Work item: Reply only with how many lines below contain "dịch".

Page and application data records:
══════
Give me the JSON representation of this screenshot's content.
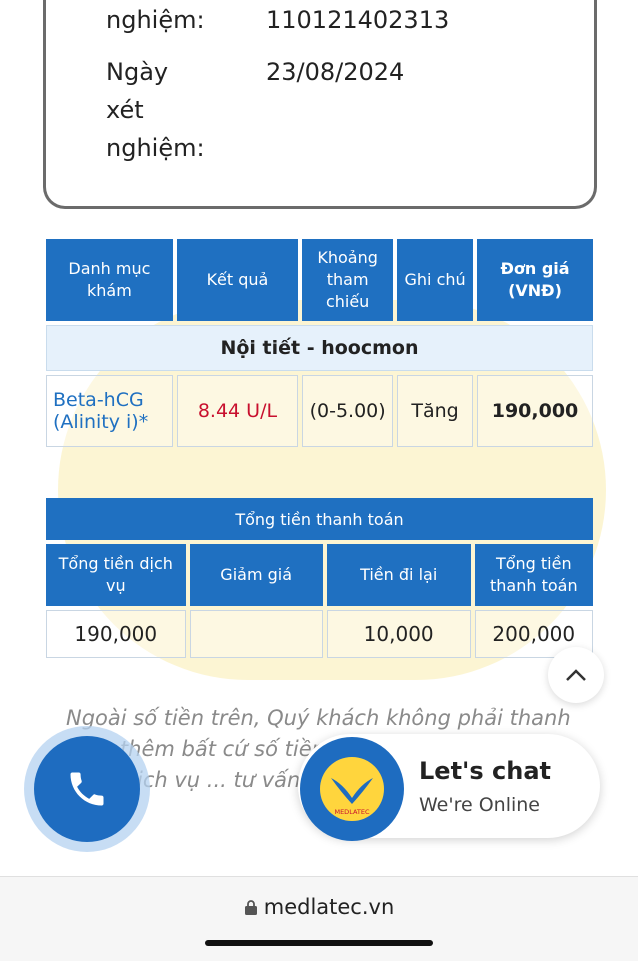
{
  "info": {
    "code_label_tail": "nghiệm:",
    "code_value": "110121402313",
    "date_label_1": "Ngày",
    "date_label_2": "xét",
    "date_label_3": "nghiệm:",
    "date_value": "23/08/2024"
  },
  "results_table": {
    "headers": [
      "Danh mục khám",
      "Kết quả",
      "Khoảng tham chiếu",
      "Ghi chú",
      "Đơn giá (VNĐ)"
    ],
    "group": "Nội tiết - hoocmon",
    "rows": [
      {
        "name": "Beta-hCG (Alinity i)*",
        "result": "8.44 U/L",
        "range": "(0-5.00)",
        "note": "Tăng",
        "price": "190,000"
      }
    ]
  },
  "totals_table": {
    "title": "Tổng tiền thanh toán",
    "headers": [
      "Tổng tiền dịch vụ",
      "Giảm giá",
      "Tiền đi lại",
      "Tổng tiền thanh toán"
    ],
    "values": [
      "190,000",
      "",
      "10,000",
      "200,000"
    ]
  },
  "notice": "Ngoài số tiền trên, Quý khách không phải thanh toán thêm bất cứ số tiền nào. Quý khách đã lựa chọn dịch vụ ... tư vấn kết quả xin ...",
  "chat": {
    "title": "Let's chat",
    "subtitle": "We're Online",
    "logo_text": "MEDLATEC"
  },
  "browser": {
    "url": "medlatec.vn"
  },
  "colors": {
    "primary": "#1f70c1",
    "result_red": "#c8102e"
  }
}
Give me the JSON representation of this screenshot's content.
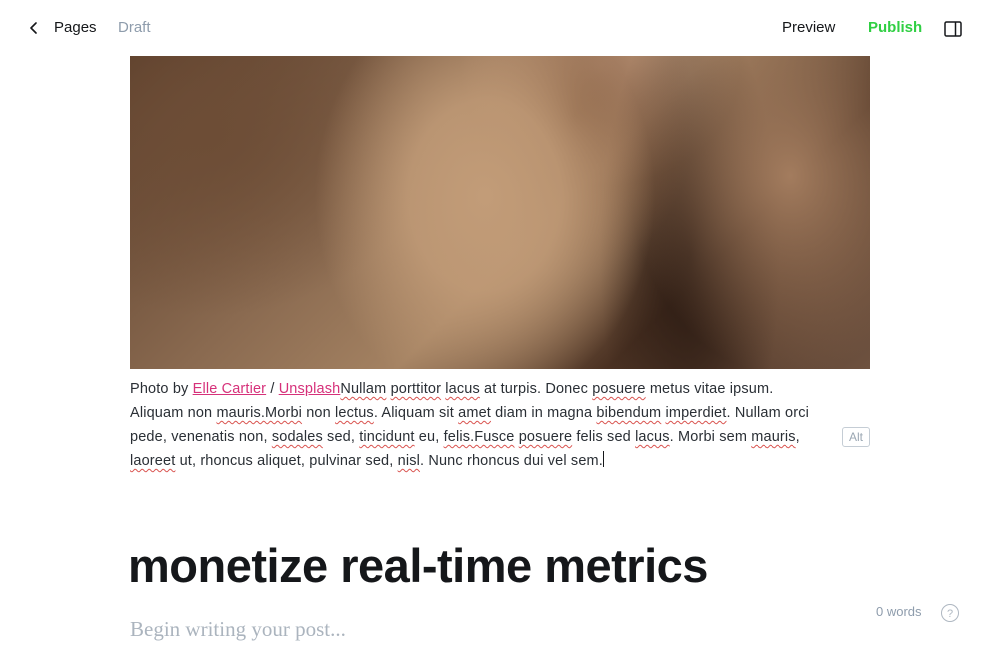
{
  "header": {
    "breadcrumb_label": "Pages",
    "status": "Draft",
    "preview_label": "Preview",
    "publish_label": "Publish"
  },
  "caption": {
    "prefix": "Photo by ",
    "author_link": "Elle Cartier",
    "separator": " / ",
    "source_link": "Unsplash",
    "segments": [
      {
        "t": "Nullam",
        "sq": true
      },
      {
        "t": " "
      },
      {
        "t": "porttitor",
        "sq": true
      },
      {
        "t": " "
      },
      {
        "t": "lacus",
        "sq": true
      },
      {
        "t": " at turpis. Donec "
      },
      {
        "t": "posuere",
        "sq": true
      },
      {
        "t": " metus vitae ipsum. Aliquam non "
      },
      {
        "t": "mauris.Morbi",
        "sq": true
      },
      {
        "t": " non "
      },
      {
        "t": "lectus",
        "sq": true
      },
      {
        "t": ". Aliquam sit "
      },
      {
        "t": "amet",
        "sq": true
      },
      {
        "t": " diam in magna "
      },
      {
        "t": "bibendum",
        "sq": true
      },
      {
        "t": " "
      },
      {
        "t": "imperdiet",
        "sq": true
      },
      {
        "t": ". Nullam orci pede, venenatis non, "
      },
      {
        "t": "sodales",
        "sq": true
      },
      {
        "t": " sed, "
      },
      {
        "t": "tincidunt",
        "sq": true
      },
      {
        "t": " eu, "
      },
      {
        "t": "felis.Fusce",
        "sq": true
      },
      {
        "t": " "
      },
      {
        "t": "posuere",
        "sq": true
      },
      {
        "t": " felis sed "
      },
      {
        "t": "lacus",
        "sq": true
      },
      {
        "t": ". Morbi sem "
      },
      {
        "t": "mauris",
        "sq": true
      },
      {
        "t": ", "
      },
      {
        "t": "laoreet",
        "sq": true
      },
      {
        "t": " ut, rhoncus aliquet, pulvinar sed, "
      },
      {
        "t": "nisl",
        "sq": true
      },
      {
        "t": ". Nunc rhoncus dui vel sem."
      }
    ]
  },
  "image_alt_label": "Alt",
  "post": {
    "title": "monetize real-time metrics",
    "body_placeholder": "Begin writing your post..."
  },
  "footer": {
    "word_count": "0 words",
    "help_label": "?"
  }
}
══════
Response area: 2